- [YOUR INSTRUCTIONS]: I need every line of the material below that includes the string "Shift".

- [SUPPLIED DATA]:
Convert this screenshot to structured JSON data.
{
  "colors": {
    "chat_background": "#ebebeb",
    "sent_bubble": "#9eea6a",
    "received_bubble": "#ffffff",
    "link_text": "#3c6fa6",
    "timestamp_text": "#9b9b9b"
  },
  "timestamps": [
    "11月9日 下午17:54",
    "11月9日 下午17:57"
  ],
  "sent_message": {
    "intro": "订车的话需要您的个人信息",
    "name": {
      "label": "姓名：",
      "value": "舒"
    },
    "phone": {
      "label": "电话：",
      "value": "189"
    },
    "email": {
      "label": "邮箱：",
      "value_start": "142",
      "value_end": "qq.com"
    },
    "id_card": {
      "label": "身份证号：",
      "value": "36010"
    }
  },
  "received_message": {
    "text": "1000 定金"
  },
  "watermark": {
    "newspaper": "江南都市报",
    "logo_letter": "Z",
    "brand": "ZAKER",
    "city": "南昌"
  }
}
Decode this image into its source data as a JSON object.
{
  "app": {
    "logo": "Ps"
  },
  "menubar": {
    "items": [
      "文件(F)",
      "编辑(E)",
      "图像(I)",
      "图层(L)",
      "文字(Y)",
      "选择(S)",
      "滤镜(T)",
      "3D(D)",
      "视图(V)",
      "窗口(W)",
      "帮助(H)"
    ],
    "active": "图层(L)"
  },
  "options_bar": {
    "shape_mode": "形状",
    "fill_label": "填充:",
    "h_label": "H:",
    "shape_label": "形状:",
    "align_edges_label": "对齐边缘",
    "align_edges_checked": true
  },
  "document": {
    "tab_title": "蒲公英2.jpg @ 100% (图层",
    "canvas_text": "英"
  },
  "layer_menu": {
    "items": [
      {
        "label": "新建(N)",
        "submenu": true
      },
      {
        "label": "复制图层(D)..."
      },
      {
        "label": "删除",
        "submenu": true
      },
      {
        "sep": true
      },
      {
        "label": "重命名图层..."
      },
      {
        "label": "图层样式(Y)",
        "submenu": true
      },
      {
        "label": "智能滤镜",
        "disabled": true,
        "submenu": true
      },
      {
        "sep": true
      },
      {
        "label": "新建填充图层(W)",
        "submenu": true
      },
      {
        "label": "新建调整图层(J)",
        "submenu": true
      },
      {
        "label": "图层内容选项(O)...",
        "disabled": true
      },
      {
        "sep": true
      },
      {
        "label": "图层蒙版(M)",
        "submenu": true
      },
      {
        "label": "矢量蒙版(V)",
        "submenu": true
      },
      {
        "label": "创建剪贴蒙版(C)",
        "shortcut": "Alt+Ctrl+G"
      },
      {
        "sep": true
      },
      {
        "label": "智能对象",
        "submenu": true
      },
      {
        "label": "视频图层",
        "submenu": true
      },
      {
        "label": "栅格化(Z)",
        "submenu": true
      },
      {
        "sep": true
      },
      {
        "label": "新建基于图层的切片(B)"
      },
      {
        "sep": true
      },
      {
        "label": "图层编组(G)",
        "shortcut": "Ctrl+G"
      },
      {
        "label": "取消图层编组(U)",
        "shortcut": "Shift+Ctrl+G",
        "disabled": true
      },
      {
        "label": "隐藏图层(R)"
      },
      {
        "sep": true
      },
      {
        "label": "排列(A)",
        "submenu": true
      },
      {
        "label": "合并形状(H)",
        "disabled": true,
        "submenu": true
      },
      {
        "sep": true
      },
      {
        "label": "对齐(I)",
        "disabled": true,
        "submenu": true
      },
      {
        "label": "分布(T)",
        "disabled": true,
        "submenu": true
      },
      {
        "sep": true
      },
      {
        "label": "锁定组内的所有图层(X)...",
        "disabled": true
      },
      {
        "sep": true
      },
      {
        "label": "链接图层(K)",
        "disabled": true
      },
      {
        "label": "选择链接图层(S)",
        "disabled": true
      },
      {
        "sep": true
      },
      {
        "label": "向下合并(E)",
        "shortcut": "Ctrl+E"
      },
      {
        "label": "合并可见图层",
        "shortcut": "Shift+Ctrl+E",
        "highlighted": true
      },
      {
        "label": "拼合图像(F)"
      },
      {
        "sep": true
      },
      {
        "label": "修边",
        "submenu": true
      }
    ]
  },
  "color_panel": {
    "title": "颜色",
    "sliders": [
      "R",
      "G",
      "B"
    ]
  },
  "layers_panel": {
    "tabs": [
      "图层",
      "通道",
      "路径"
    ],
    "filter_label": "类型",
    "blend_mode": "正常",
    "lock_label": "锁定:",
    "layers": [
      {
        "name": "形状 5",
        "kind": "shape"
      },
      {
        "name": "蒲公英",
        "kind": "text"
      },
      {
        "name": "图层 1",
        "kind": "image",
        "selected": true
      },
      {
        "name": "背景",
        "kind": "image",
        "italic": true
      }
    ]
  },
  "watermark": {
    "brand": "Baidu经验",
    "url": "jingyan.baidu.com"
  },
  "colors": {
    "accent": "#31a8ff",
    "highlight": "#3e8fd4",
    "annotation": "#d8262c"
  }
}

- [YOUR RESPONSE]:
        "shortcut": "Shift+Ctrl+G",
        "shortcut": "Shift+Ctrl+E",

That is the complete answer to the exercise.